Sure enough, they arrived the next day.
A bit nervously, I pushed out the old bearings. I made up a brass pusher to the size of the opening, and the bearings slid out fairly easily. So far so good….
The reader should be mindful that a retired gynaecologist does not have a vast experience of changing machine bearings.
I carefully noted how the bearings were asymmetric, cleaned the cylindrical cavity and my hands, set up the press, and pushed the first bearing home.
Except that the bearing was back to front!
Despite my careful noting of the configuration, I had managed to get it wrong. Stupid stupid stupid.
And there was now no access to the outer race of the bearing to push it out!
What to do?
I have heard of using frozen carbon dioxide to shrink bearings and make removal easier. But I have no idea how to access CO2.
The bearing slid in easily enough, so would it matter that much if I pushed on the inner race to get it out?
Oh well. WTF. If worse comes to worst I will fork out on another bearing. But maybe with a separate supplier. Just to save much embarrassment.
So I pushed on the inner race. It took more pressure than getting it inserted. Then bang!
The inner race, the ball cage, and the balls, popped out. I retrieved them all. Fortunately the balls were sizeable and easily found.
But the outer race was still stuck in the housing, and what was worse, there was no edge to push it out. Nor was there a gap at the housing base. The race was still pushed firmly home.
F**k, f**k, f**k.!!
CO2 option?? Same problem. No idea how access it.
Drill some holes through the housing to allow access for a pin punch? Ugly idea but might work. Keep that one in reserve. I really did not want to risk weakening the housing. The machine is 18 years old and I am certain that such spare parts would not be available.
Maybe I could somehow lever the race to create a gap at the base and get it started. But no access, and did not want to risk damaging the housing.
So, to cut this story short, I turned a steel disk about 5 mm thick, with a 25mm central hole, and outside diameter just to fit into the housing through the race. The disk had a knife edge. I cut the disk, to enable it to be expanded. Inserted it into the point of contact between the race and the housing, then expanded it using a pipe expander. I could have used a tapered bolt, but the pipe expander worked. As it expanded, it pushed into the slight groove between the race and the housing, then I felt the race move a little. Some further expansion, and it moved some more. Then, hallelujah, the race popped out. (I will insert some pics tomorrow).
The Pics. (added 16 Sep 2015)
The tube expander.
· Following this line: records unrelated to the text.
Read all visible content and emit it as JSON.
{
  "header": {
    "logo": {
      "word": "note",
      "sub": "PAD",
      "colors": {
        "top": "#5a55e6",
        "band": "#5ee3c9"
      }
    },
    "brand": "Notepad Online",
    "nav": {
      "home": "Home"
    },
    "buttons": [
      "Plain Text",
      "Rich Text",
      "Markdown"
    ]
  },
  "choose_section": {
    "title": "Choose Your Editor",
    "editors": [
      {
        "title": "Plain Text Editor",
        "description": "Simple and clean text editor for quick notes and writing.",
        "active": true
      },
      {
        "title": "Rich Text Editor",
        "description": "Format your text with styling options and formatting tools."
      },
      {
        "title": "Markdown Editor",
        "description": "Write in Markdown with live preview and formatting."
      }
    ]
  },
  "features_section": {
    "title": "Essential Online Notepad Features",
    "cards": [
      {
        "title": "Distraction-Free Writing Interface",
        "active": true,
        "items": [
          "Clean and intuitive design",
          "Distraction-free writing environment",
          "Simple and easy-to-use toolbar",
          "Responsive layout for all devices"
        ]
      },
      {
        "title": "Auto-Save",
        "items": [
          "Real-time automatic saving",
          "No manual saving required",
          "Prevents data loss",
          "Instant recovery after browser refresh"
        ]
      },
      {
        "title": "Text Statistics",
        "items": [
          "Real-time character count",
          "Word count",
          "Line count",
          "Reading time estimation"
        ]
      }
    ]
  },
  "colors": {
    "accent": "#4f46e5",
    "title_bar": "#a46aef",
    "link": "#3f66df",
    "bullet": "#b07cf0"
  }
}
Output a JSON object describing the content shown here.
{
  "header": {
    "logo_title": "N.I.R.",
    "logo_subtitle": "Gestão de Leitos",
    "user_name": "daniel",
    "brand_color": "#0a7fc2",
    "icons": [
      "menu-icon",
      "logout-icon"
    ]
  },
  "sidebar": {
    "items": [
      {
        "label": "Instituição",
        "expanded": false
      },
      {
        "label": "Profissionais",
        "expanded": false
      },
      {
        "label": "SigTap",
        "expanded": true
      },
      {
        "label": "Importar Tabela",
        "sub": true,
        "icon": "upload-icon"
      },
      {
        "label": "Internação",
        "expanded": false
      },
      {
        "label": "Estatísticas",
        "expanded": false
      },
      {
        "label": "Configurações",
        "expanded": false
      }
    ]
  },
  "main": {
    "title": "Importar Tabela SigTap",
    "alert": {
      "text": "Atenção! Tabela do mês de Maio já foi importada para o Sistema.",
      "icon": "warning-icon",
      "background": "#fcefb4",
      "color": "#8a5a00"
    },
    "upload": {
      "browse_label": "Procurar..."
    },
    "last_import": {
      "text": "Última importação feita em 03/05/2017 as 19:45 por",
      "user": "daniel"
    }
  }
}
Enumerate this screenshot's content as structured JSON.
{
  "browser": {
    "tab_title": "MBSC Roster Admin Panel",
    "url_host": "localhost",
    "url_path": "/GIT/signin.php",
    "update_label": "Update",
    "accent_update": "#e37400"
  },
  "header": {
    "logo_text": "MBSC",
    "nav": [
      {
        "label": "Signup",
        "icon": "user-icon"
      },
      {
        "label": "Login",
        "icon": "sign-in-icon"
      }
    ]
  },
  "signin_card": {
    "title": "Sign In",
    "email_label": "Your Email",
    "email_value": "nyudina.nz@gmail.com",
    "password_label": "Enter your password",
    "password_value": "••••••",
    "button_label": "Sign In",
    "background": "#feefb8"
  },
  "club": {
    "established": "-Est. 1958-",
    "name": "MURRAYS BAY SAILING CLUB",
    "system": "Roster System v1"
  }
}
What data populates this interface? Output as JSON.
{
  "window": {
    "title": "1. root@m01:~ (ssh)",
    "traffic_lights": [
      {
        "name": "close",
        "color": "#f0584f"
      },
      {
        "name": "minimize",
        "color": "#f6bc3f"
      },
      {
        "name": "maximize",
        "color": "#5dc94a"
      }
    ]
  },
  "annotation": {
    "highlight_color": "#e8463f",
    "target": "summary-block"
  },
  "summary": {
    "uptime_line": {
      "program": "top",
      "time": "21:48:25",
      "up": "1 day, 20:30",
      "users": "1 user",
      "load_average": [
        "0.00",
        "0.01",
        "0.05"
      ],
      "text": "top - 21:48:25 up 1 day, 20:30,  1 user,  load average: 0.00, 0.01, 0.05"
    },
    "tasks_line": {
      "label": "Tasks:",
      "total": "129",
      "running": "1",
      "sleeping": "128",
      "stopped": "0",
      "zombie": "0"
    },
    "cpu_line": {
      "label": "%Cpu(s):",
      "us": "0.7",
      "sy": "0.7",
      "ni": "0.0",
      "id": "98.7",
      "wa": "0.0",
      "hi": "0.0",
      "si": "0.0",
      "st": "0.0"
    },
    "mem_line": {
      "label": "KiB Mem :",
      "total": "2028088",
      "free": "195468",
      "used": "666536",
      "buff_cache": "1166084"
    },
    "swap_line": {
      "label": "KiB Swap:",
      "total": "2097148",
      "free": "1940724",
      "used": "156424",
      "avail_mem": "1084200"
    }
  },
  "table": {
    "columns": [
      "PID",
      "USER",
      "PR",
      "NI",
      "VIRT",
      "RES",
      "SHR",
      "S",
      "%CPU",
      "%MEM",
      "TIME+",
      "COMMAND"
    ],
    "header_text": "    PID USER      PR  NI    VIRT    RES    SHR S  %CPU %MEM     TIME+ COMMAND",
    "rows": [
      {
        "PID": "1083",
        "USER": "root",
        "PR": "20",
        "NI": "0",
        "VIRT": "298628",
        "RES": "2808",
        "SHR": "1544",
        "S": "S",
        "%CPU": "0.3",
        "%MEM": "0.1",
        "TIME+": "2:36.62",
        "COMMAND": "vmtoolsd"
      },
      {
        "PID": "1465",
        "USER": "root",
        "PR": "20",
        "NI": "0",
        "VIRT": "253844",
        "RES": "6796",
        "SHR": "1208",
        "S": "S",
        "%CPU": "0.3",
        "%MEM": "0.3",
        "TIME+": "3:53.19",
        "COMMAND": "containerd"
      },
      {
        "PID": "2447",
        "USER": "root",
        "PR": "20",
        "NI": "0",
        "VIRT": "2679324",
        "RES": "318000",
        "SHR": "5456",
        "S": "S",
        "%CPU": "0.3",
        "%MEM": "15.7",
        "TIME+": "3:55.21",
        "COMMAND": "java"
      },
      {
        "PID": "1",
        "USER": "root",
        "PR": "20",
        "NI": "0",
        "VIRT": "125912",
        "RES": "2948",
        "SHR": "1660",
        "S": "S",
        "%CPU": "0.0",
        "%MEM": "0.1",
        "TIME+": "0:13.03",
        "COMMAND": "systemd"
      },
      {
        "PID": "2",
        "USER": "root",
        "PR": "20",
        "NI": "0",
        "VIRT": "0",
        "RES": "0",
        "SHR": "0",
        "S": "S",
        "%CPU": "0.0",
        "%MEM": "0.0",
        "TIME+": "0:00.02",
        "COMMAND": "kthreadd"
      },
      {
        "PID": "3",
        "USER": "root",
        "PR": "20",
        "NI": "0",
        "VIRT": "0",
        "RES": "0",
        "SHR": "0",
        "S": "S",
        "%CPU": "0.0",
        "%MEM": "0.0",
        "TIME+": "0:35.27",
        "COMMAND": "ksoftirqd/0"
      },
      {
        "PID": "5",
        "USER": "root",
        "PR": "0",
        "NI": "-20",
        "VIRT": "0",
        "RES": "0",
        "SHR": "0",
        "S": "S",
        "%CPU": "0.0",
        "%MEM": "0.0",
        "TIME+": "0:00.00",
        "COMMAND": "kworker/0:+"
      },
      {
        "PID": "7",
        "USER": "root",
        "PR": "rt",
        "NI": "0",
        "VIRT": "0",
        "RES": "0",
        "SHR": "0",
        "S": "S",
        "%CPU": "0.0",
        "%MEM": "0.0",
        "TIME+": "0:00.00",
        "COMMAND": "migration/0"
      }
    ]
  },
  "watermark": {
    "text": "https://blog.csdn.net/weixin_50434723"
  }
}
Usually used for joining copper pipe.
The knife edge, split ring, used to dislodge the bearing race. (seen here in its expanded state.)
Another view of the knife edge split ring, in its expanded state.
On inspecting the angle contact bearing, I could see no marks or indentations on the bearing surfaces, or the balls. So I cleaned the bits, reassembled the balls in the cage with clean grease, and pressed the assembly together in the press. It all went together with a satisfying “click”. It seemed to rotate smoothly, so I pushed the bearing back into the housing, then its partner, correctly this time.
After reassembly, I tested the machine.
It worked smoothly, and the X axis is now as silent as the other axes.
I feel stupid that I got the assembly wrong first time, but happy that it worked out in the end. And a bit chuffed that the expanding, knife edged disk idea worked! Probably reinventing the wheel. Not happy about breaking apart then pressing together the bearing. However if it becomes noisy again I will be more confident about replacing it.
I suspect that the original bearings were not actually worn, but just needed the securing nuts to be tightened. If I had tightened the securing – compressing nuts, I might have solved the problem. Oh well, live and learn. I will keep the old bearings as spares.